Potential stories. Lebovici is an admirer of Carla Lonzi, who, like Simone de Beauvoir, put women outside of History, a statement that would end, at least partially, Karen Offen’s impressive comparative analysis in European feminisms, 1700 – 1950. A political history. This work, written in 2000 and reissued by Akal, affects the achievements of feminism not as a critical theory or analysis tool but as one of the key movements in European politics, with its protagonists, debates and dates, its agenda, alliances and fissures. As it is to be supposed, the reconstruction of such a legacy implies a double challenge because, as Offen tells us, it was when professionalizing that historical writing became completely disinterested in women as agents of change, focusing their research on the military field, the diplomacy or economic policy and based on documents deposited in public archives, where they were absent. Knowing this, the author does not seek to discredit this discipline in which male hegemony has been reflected so many times, but rather to use her tools to reverse this trend and introduce other points of view.
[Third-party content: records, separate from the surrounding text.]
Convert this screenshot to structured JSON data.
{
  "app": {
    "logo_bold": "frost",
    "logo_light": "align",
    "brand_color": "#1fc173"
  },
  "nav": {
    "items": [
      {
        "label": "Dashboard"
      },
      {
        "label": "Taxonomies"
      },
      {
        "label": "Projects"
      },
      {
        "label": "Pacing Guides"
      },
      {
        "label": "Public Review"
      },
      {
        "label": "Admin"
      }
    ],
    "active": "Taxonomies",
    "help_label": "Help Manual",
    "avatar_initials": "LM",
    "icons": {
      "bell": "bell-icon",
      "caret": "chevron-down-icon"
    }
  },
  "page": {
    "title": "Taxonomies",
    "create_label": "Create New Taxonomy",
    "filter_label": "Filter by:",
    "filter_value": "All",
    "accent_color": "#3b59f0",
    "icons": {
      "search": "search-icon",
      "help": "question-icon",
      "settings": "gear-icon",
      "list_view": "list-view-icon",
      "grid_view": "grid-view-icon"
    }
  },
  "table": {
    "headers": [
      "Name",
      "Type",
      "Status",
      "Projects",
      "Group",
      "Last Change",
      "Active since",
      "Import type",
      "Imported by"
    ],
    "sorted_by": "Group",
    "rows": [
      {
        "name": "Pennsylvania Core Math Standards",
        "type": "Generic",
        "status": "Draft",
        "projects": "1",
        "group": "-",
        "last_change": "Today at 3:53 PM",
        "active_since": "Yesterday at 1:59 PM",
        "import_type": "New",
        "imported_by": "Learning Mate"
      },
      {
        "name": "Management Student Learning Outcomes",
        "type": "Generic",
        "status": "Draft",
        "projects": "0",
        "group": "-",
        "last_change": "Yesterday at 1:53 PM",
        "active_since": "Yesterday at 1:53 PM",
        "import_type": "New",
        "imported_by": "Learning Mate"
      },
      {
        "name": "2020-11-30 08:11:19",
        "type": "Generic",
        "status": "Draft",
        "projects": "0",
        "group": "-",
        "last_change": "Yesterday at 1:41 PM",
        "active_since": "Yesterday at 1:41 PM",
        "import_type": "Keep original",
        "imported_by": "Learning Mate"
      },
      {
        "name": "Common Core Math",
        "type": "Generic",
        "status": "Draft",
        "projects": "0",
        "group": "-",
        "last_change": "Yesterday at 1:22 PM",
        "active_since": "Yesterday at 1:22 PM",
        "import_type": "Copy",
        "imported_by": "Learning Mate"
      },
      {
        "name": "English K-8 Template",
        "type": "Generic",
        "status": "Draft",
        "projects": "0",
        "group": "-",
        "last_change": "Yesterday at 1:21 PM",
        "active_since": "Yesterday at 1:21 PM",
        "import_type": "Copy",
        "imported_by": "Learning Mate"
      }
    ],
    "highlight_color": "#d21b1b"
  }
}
Operation that makes your book a classic bet and very well documented, where the sources allow it. In this sense, it would be interesting to accompany your reading with Potential History, the last essay by Ariella Azoulay that we hope some publisher will be encouraged to translate into our language.
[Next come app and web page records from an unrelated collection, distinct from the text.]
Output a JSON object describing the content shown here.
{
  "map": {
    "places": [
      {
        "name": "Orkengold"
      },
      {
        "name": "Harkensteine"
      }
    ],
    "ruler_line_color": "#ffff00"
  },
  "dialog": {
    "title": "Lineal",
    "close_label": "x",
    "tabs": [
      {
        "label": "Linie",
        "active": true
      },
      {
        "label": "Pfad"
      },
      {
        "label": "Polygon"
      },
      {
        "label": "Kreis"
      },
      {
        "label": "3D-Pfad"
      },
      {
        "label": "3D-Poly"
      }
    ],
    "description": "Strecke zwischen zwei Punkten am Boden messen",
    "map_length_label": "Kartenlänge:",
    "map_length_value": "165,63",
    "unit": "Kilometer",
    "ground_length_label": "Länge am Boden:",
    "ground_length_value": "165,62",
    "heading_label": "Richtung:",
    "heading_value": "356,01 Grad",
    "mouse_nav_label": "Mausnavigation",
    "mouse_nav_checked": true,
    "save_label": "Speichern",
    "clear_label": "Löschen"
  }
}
Daughter of blood and other stories. Octavia E. Butler. Consonni. Translation of Arrate Hidalgo. 208 pages. 19.50 euros.
Cruel optimism. Lauren Berlant. Black box. Next appearance. Currently available in English, published by Duke University Press.
AIDS. Élisabeth Lebovici. MACBA / Arcàdia. Translation by Cristina Zelich. 168 pages. 16 euros.
European feminisms: 1700 -1950. A political history. Karen Offen, Akal. Translation by Pedro Piedras. 560 pages. 26 euros.